Bars & Nightlife Featured Music & Events Fara Illich July 18, 2013

Push Push Wednesday's packed dance floor.
Entering Bar Smith on a Wednesday night is a bit like biting into a Tootsie Pop.
From the outside, it appears as yet another unassuming brick-and-mortar space for young professionals to unwind. However, step atop its rooftop dance floor and you’ll be immediately greeted by the unexpectedly smooth tastes of silky house, disco and funk, courtesy of local DJ collective Rebel Disco.
Push Push Wednesdays at Barsmith provides a different flavor to the ever-evolving Phoenix dance scene, combining a boisterous need to party with a near-obsessive attention to craft and execution.
“We share and present sounds and styles that are truly authentic, human, and sort of gritty and raw,” said founder Jake Goldsmith, explaining that Rebel Disco remains “unapologetic” about its members’ love for “vinyl, analogue production, rotary mixing, high quality audio files, and unadulterated fun.”
Rebel Disco began in 2010, with Goldsmith and founder Aaron Francisco bringing in New York DJ Eli Escobar to Bar Smith.
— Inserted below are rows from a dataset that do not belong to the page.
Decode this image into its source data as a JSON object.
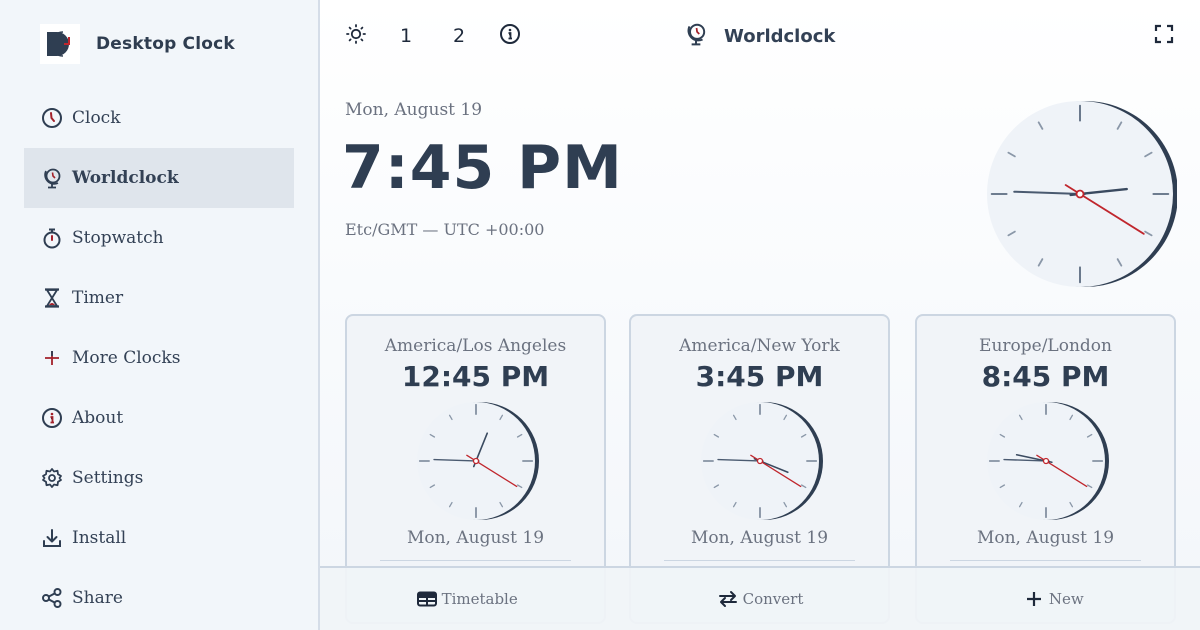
{
  "app": {
    "name": "Desktop Clock"
  },
  "sidebar": {
    "items": [
      {
        "label": "Clock",
        "icon": "clock-icon",
        "active": false
      },
      {
        "label": "Worldclock",
        "icon": "worldclock-icon",
        "active": true
      },
      {
        "label": "Stopwatch",
        "icon": "stopwatch-icon",
        "active": false
      },
      {
        "label": "Timer",
        "icon": "hourglass-icon",
        "active": false
      },
      {
        "label": "More Clocks",
        "icon": "plus-icon",
        "active": false
      },
      {
        "label": "About",
        "icon": "info-icon",
        "active": false
      },
      {
        "label": "Settings",
        "icon": "gear-icon",
        "active": false
      },
      {
        "label": "Install",
        "icon": "download-icon",
        "active": false
      },
      {
        "label": "Share",
        "icon": "share-icon",
        "active": false
      }
    ]
  },
  "toolbar": {
    "theme_icon": "sun-icon",
    "layout_1": "1",
    "layout_2": "2",
    "info_icon": "info-icon",
    "title": "Worldclock",
    "fullscreen_icon": "fullscreen-icon"
  },
  "main_clock": {
    "date": "Mon, August 19",
    "time": "7:45 PM",
    "timezone": "Etc/GMT — UTC +00:00",
    "hands_deg": {
      "hour": 84,
      "minute": -88,
      "second": 122
    }
  },
  "world_clocks": [
    {
      "city": "America/Los Angeles",
      "time": "12:45 PM",
      "date": "Mon, August 19",
      "hands_deg": {
        "hour": 22,
        "minute": -88,
        "second": 122
      }
    },
    {
      "city": "America/New York",
      "time": "3:45 PM",
      "date": "Mon, August 19",
      "hands_deg": {
        "hour": 112,
        "minute": -88,
        "second": 122
      }
    },
    {
      "city": "Europe/London",
      "time": "8:45 PM",
      "date": "Mon, August 19",
      "hands_deg": {
        "hour": -78,
        "minute": -88,
        "second": 122
      }
    }
  ],
  "bottombar": {
    "items": [
      {
        "label": "Timetable",
        "icon": "table-icon"
      },
      {
        "label": "Convert",
        "icon": "swap-icon"
      },
      {
        "label": "New",
        "icon": "plus-icon"
      }
    ]
  },
  "colors": {
    "accent": "#c0262d",
    "ink": "#2f3e52",
    "sidebar_bg": "#f2f6fa",
    "active_bg": "#dfe5ec"
  }
}
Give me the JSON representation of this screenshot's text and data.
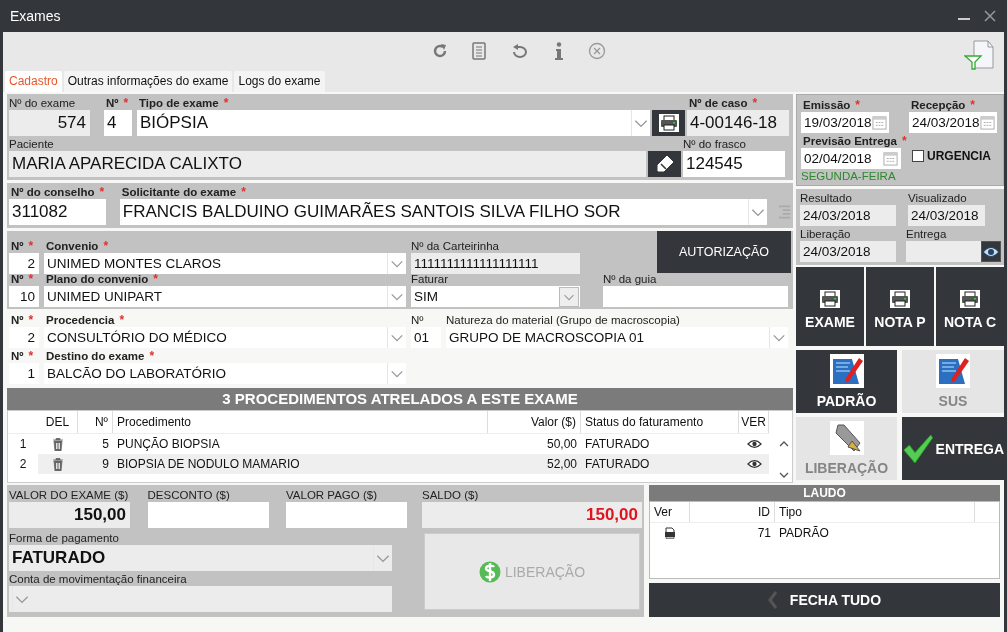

Since then, some of underground dance music’s heaviest hitters have graced the Push Push stage, such as Tensnake, BICEP, Daniel Avery and Roman Flügel. This is in addition to their regular nights of showcasing funky homegrown talent, such as Evan Barnes.
“Just because people aren’t on stage with bad tattoos, long hair, ultra skinny jeans and guitars doesn’t mean that you can’t have fun and dance,” said Goldsmith.
Prior to starting Rebel Disco, Goldsmith and Francisco served as guest, and eventually resident, DJs at Bar Smith, with past appearances at nights such as Solstice Saturdays and Sticky Fingers.
The success of Bar Smith’s Push Push Wednesdays can be seen as a reflection on the continued growth of Downtown. While Phoenix has never had a reputation as a “must-stop city” for touring underground acts, groups like Rebel Disco are changing this. They are crafting and supporting new avenues for creative minds to flourish.
“I think it’s cool what’s happening,” said Goldsmith. “I’d like to see people start to venture out of their comfort zones, and you know, give things a shot.”
* Photo by Jacob Tyler Dunn Photography